WHAT THIS TASK INVOLVES: Are you able to quote each entry exactly as written?

EXTRACTED DATA:
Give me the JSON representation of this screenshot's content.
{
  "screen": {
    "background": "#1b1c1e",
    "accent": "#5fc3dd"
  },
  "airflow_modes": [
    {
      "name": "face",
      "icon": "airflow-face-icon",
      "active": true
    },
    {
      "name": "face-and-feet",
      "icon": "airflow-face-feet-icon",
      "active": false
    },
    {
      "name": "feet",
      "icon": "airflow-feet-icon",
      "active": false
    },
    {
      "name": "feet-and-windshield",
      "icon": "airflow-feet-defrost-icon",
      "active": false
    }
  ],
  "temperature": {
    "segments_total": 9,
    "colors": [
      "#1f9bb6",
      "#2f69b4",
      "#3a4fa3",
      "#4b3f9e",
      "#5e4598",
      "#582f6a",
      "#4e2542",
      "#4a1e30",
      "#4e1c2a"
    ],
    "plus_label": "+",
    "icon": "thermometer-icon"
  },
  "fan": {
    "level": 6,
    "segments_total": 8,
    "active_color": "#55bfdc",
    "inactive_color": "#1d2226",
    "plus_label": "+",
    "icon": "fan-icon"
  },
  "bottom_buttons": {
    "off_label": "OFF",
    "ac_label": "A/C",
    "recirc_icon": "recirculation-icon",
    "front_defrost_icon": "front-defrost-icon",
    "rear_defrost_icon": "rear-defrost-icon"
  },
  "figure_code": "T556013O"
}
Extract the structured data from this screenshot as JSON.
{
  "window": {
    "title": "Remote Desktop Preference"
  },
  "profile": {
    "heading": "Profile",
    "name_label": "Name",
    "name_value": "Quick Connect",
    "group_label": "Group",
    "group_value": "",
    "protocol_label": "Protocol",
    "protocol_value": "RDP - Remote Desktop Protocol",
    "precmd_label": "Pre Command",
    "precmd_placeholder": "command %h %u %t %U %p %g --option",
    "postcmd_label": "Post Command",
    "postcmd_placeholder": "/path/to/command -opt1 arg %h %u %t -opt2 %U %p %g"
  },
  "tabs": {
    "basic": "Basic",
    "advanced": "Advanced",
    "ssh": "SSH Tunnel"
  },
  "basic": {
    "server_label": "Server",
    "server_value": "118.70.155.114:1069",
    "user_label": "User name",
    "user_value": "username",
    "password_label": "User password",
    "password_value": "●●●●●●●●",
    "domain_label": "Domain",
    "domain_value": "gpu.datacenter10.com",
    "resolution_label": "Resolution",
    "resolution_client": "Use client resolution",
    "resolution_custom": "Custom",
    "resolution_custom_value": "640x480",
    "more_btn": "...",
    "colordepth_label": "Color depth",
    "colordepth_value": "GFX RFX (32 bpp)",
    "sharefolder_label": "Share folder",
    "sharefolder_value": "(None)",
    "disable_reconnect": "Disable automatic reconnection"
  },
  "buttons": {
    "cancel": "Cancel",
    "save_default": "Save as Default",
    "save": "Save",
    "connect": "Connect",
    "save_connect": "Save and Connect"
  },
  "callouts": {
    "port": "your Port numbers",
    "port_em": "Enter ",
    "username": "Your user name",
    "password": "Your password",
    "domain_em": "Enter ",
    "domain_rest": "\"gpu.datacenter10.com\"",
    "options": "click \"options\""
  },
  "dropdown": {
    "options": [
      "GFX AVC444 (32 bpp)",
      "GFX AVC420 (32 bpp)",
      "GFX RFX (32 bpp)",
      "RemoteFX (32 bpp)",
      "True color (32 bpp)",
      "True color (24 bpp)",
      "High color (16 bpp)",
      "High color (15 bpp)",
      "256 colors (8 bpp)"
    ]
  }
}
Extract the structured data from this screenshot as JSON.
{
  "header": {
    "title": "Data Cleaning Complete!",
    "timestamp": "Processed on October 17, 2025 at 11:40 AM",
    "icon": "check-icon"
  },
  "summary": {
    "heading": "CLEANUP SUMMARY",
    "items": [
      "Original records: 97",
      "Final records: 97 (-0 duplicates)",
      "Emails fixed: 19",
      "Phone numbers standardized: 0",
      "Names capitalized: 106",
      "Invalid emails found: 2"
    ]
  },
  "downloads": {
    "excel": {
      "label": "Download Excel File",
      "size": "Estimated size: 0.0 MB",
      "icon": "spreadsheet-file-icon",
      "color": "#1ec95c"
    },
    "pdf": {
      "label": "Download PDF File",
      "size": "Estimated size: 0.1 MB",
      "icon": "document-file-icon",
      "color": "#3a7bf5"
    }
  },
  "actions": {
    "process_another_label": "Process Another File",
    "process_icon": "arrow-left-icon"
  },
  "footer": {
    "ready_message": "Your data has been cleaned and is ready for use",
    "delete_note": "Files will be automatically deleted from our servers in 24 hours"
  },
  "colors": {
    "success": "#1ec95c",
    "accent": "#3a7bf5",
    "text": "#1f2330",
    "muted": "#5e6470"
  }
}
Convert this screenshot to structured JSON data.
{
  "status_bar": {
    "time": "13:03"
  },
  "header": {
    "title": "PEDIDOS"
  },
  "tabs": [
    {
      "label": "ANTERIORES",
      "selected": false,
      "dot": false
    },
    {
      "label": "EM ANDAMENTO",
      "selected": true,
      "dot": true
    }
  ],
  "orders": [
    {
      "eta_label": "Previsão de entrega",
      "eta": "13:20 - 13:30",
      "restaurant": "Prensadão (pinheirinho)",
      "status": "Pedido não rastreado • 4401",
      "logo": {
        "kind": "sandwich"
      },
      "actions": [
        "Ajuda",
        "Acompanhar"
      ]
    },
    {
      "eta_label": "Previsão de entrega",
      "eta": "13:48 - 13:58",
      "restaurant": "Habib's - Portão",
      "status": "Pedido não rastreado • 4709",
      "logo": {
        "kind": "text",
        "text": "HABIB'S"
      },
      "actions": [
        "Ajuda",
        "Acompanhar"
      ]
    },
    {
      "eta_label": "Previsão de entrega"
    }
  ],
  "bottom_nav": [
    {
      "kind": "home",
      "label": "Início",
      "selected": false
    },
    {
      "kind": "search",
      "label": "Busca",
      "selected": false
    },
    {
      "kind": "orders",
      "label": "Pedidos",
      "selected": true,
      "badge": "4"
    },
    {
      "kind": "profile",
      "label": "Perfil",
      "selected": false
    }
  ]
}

ANSWER:
Give me the JSON representation of this screenshot's content.
{
  "screen": {
    "background": "#1b1c1e",
    "accent": "#5fc3dd"
  },
  "airflow_modes": [
    {
      "name": "face",
      "icon": "airflow-face-icon",
      "active": true
    },
    {
      "name": "face-and-feet",
      "icon": "airflow-face-feet-icon",
      "active": false
    },
    {
      "name": "feet",
      "icon": "airflow-feet-icon",
      "active": false
    },
    {
      "name": "feet-and-windshield",
      "icon": "airflow-feet-defrost-icon",
      "active": false
    }
  ],
  "temperature": {
    "segments_total": 9,
    "colors": [
      "#1f9bb6",
      "#2f69b4",
      "#3a4fa3",
      "#4b3f9e",
      "#5e4598",
      "#582f6a",
      "#4e2542",
      "#4a1e30",
      "#4e1c2a"
    ],
    "plus_label": "+",
    "icon": "thermometer-icon"
  },
  "fan": {
    "level": 6,
    "segments_total": 8,
    "active_color": "#55bfdc",
    "inactive_color": "#1d2226",
    "plus_label": "+",
    "icon": "fan-icon"
  },
  "bottom_buttons": {
    "off_label": "OFF",
    "ac_label": "A/C",
    "recirc_icon": "recirculation-icon",
    "front_defrost_icon": "front-defrost-icon",
    "rear_defrost_icon": "rear-defrost-icon"
  },
  "figure_code": "T556013O"
}
Extract the structured data from this screenshot as JSON.
{
  "window": {
    "title": "Remote Desktop Preference"
  },
  "profile": {
    "heading": "Profile",
    "name_label": "Name",
    "name_value": "Quick Connect",
    "group_label": "Group",
    "group_value": "",
    "protocol_label": "Protocol",
    "protocol_value": "RDP - Remote Desktop Protocol",
    "precmd_label": "Pre Command",
    "precmd_placeholder": "command %h %u %t %U %p %g --option",
    "postcmd_label": "Post Command",
    "postcmd_placeholder": "/path/to/command -opt1 arg %h %u %t -opt2 %U %p %g"
  },
  "tabs": {
    "basic": "Basic",
    "advanced": "Advanced",
    "ssh": "SSH Tunnel"
  },
  "basic": {
    "server_label": "Server",
    "server_value": "118.70.155.114:1069",
    "user_label": "User name",
    "user_value": "username",
    "password_label": "User password",
    "password_value": "●●●●●●●●",
    "domain_label": "Domain",
    "domain_value": "gpu.datacenter10.com",
    "resolution_label": "Resolution",
    "resolution_client": "Use client resolution",
    "resolution_custom": "Custom",
    "resolution_custom_value": "640x480",
    "more_btn": "...",
    "colordepth_label": "Color depth",
    "colordepth_value": "GFX RFX (32 bpp)",
    "sharefolder_label": "Share folder",
    "sharefolder_value": "(None)",
    "disable_reconnect": "Disable automatic reconnection"
  },
  "buttons": {
    "cancel": "Cancel",
    "save_default": "Save as Default",
    "save": "Save",
    "connect": "Connect",
    "save_connect": "Save and Connect"
  },
  "callouts": {
    "port": "your Port numbers",
    "port_em": "Enter ",
    "username": "Your user name",
    "password": "Your password",
    "domain_em": "Enter ",
    "domain_rest": "\"gpu.datacenter10.com\"",
    "options": "click \"options\""
  },
  "dropdown": {
    "options": [
      "GFX AVC444 (32 bpp)",
      "GFX AVC420 (32 bpp)",
      "GFX RFX (32 bpp)",
      "RemoteFX (32 bpp)",
      "True color (32 bpp)",
      "True color (24 bpp)",
      "High color (16 bpp)",
      "High color (15 bpp)",
      "256 colors (8 bpp)"
    ]
  }
}
Extract the structured data from this screenshot as JSON.
{
  "header": {
    "title": "Data Cleaning Complete!",
    "timestamp": "Processed on October 17, 2025 at 11:40 AM",
    "icon": "check-icon"
  },
  "summary": {
    "heading": "CLEANUP SUMMARY",
    "items": [
      "Original records: 97",
      "Final records: 97 (-0 duplicates)",
      "Emails fixed: 19",
      "Phone numbers standardized: 0",
      "Names capitalized: 106",
      "Invalid emails found: 2"
    ]
  },
  "downloads": {
    "excel": {
      "label": "Download Excel File",
      "size": "Estimated size: 0.0 MB",
      "icon": "spreadsheet-file-icon",
      "color": "#1ec95c"
    },
    "pdf": {
      "label": "Download PDF File",
      "size": "Estimated size: 0.1 MB",
      "icon": "document-file-icon",
      "color": "#3a7bf5"
    }
  },
  "actions": {
    "process_another_label": "Process Another File",
    "process_icon": "arrow-left-icon"
  },
  "footer": {
    "ready_message": "Your data has been cleaned and is ready for use",
    "delete_note": "Files will be automatically deleted from our servers in 24 hours"
  },
  "colors": {
    "success": "#1ec95c",
    "accent": "#3a7bf5",
    "text": "#1f2330",
    "muted": "#5e6470"
  }
}
Convert this screenshot to structured JSON data.
{
  "status_bar": {
    "time": "13:03"
  },
  "header": {
    "title": "PEDIDOS"
  },
  "tabs": [
    {
      "label": "ANTERIORES",
      "selected": false,
      "dot": false
    },
    {
      "label": "EM ANDAMENTO",
      "selected": true,
      "dot": true
    }
  ],
  "orders": [
    {
      "eta_label": "Previsão de entrega",
      "eta": "13:20 - 13:30",
      "restaurant": "Prensadão (pinheirinho)",
      "status": "Pedido não rastreado • 4401",
      "logo": {
        "kind": "sandwich"
      },
      "actions": [
        "Ajuda",
        "Acompanhar"
      ]
    },
    {
      "eta_label": "Previsão de entrega",
      "eta": "13:48 - 13:58",
      "restaurant": "Habib's - Portão",
      "status": "Pedido não rastreado • 4709",
      "logo": {
        "kind": "text",
        "text": "HABIB'S"
      },
      "actions": [
        "Ajuda",
        "Acompanhar"
      ]
    },
    {
      "eta_label": "Previsão de entrega"
    }
  ],
  "bottom_nav": [
    {
      "kind": "home",
      "label": "Início",
      "selected": false
    },
    {
      "kind": "search",
      "label": "Busca",
      "selected": false
    },
    {
      "kind": "orders",
      "label": "Pedidos",
      "selected": true,
      "badge": "4"
    },
    {
      "kind": "profile",
      "label": "Perfil",
      "selected": false
    }
  ]
}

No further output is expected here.